* [Work order] Using the data beneath, show every line that includes the word "Human".

*** Block opens ***

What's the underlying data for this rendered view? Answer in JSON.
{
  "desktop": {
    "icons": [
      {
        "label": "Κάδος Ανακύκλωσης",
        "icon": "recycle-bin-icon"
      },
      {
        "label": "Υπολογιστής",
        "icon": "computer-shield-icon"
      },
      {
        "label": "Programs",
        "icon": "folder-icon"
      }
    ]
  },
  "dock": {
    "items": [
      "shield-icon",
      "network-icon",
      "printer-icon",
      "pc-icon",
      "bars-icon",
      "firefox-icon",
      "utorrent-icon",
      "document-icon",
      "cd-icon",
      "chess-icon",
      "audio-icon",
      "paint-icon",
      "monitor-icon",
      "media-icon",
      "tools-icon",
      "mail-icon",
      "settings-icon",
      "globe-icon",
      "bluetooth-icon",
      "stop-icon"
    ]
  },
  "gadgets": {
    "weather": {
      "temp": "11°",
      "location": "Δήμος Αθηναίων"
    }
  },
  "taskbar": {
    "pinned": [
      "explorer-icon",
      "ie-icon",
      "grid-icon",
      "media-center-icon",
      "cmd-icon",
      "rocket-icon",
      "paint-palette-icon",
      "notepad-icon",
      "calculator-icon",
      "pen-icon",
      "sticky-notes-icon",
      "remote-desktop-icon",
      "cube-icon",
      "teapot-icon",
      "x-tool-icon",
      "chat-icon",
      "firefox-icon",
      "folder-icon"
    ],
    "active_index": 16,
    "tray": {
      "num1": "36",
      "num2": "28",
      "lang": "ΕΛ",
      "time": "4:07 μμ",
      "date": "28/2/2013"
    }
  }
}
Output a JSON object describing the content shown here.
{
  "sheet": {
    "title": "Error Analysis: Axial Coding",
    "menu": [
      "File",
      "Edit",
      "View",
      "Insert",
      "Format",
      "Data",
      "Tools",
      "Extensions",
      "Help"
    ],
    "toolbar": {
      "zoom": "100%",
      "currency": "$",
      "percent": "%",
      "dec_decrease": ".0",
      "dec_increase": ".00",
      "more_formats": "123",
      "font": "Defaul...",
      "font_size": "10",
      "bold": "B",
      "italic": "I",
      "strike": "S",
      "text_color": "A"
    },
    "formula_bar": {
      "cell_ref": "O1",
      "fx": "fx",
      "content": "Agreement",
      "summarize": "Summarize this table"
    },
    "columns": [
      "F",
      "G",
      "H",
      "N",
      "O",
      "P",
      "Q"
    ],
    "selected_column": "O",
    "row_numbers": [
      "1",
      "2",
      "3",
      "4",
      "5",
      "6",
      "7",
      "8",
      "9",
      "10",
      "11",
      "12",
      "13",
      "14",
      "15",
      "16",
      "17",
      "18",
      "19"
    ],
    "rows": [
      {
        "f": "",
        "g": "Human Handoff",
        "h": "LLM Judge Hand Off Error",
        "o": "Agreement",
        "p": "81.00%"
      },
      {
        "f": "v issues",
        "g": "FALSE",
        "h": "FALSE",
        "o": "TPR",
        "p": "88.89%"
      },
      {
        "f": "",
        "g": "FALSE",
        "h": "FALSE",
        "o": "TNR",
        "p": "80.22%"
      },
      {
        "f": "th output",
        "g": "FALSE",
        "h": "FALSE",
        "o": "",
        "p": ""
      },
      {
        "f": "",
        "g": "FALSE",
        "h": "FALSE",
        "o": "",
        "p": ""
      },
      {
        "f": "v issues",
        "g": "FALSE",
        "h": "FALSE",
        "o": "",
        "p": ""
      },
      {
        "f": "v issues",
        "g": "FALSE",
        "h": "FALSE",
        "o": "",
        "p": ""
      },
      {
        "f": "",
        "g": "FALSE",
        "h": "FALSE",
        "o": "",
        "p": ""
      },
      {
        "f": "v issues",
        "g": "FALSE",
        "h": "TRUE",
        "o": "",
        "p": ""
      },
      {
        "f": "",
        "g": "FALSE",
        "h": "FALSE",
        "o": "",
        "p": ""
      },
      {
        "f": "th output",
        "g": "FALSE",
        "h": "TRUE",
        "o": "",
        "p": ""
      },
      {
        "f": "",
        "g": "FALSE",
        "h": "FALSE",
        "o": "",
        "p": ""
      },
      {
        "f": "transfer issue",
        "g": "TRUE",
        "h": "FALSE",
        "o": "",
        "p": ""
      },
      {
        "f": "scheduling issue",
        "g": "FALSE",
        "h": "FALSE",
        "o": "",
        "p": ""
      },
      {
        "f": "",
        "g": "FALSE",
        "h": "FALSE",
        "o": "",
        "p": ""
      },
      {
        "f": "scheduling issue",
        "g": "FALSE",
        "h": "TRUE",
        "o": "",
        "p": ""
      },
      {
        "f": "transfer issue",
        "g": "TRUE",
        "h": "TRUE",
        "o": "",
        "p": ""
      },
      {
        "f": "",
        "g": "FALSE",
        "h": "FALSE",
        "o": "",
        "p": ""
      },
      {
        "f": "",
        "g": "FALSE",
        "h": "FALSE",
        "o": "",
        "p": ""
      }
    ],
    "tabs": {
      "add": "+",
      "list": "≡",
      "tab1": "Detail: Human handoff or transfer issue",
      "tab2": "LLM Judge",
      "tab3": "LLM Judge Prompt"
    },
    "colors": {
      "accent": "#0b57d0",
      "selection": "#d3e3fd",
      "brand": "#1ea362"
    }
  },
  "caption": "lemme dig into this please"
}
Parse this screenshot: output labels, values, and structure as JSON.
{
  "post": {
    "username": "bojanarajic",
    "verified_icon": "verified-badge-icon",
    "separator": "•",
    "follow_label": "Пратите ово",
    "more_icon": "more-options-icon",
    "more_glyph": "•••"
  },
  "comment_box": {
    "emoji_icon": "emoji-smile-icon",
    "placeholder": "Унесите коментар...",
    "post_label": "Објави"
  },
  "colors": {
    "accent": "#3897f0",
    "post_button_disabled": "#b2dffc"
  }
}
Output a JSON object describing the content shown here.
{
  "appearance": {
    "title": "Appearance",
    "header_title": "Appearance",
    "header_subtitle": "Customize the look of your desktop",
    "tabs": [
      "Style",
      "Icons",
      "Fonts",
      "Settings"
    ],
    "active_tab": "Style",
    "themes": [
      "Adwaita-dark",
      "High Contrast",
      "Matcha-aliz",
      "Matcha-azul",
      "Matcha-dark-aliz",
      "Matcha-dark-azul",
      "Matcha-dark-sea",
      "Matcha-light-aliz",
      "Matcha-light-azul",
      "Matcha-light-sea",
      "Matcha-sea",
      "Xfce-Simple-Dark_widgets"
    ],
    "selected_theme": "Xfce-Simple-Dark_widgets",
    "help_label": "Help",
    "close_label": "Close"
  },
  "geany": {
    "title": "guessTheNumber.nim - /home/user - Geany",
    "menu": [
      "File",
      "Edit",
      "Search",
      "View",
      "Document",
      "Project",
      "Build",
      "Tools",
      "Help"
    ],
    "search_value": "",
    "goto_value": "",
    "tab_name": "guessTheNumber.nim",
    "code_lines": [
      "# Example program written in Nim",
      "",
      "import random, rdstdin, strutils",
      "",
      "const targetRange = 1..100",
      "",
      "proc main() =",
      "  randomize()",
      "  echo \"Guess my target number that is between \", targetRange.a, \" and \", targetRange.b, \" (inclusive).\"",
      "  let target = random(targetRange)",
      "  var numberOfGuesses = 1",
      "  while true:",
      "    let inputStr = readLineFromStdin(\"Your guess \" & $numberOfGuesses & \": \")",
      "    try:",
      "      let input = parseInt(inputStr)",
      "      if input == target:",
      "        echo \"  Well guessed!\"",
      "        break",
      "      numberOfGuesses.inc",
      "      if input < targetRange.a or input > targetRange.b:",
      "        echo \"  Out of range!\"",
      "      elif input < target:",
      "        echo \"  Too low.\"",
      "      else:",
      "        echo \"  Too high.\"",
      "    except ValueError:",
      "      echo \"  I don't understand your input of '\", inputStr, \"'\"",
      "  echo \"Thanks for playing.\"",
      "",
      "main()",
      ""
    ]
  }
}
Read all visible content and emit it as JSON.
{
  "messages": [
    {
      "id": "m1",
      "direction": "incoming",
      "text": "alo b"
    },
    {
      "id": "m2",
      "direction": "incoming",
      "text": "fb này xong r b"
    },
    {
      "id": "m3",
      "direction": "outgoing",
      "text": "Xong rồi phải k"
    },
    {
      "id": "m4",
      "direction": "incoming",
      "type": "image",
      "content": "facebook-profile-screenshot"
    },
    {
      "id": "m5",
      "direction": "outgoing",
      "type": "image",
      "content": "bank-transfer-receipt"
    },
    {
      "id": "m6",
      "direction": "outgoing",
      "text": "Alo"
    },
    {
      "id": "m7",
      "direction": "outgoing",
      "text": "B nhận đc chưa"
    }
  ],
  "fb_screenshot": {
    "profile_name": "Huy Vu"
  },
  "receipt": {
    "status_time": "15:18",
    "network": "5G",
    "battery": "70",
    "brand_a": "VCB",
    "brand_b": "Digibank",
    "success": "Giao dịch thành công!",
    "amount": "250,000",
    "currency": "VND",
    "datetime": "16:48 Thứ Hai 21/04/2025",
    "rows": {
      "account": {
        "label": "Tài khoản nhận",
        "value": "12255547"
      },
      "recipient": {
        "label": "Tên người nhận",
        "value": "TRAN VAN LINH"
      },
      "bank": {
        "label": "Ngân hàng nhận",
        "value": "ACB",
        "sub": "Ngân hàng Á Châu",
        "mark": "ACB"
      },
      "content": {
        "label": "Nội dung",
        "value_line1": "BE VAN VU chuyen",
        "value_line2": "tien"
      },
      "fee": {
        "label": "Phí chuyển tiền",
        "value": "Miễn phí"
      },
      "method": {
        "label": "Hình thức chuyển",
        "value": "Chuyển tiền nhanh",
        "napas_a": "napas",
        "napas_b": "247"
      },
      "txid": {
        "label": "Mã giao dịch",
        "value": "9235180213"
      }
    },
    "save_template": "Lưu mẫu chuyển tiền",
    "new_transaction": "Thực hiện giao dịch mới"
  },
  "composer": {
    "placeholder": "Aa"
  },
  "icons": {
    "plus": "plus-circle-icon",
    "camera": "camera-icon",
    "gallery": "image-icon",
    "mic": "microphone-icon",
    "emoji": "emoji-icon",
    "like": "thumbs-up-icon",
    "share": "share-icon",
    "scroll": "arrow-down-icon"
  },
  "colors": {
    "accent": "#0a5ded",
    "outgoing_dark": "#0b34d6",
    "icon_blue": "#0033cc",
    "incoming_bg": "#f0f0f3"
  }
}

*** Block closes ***

* [Task solution]
        "g": "Human Handoff",
      "tab1": "Detail: Human handoff or transfer issue",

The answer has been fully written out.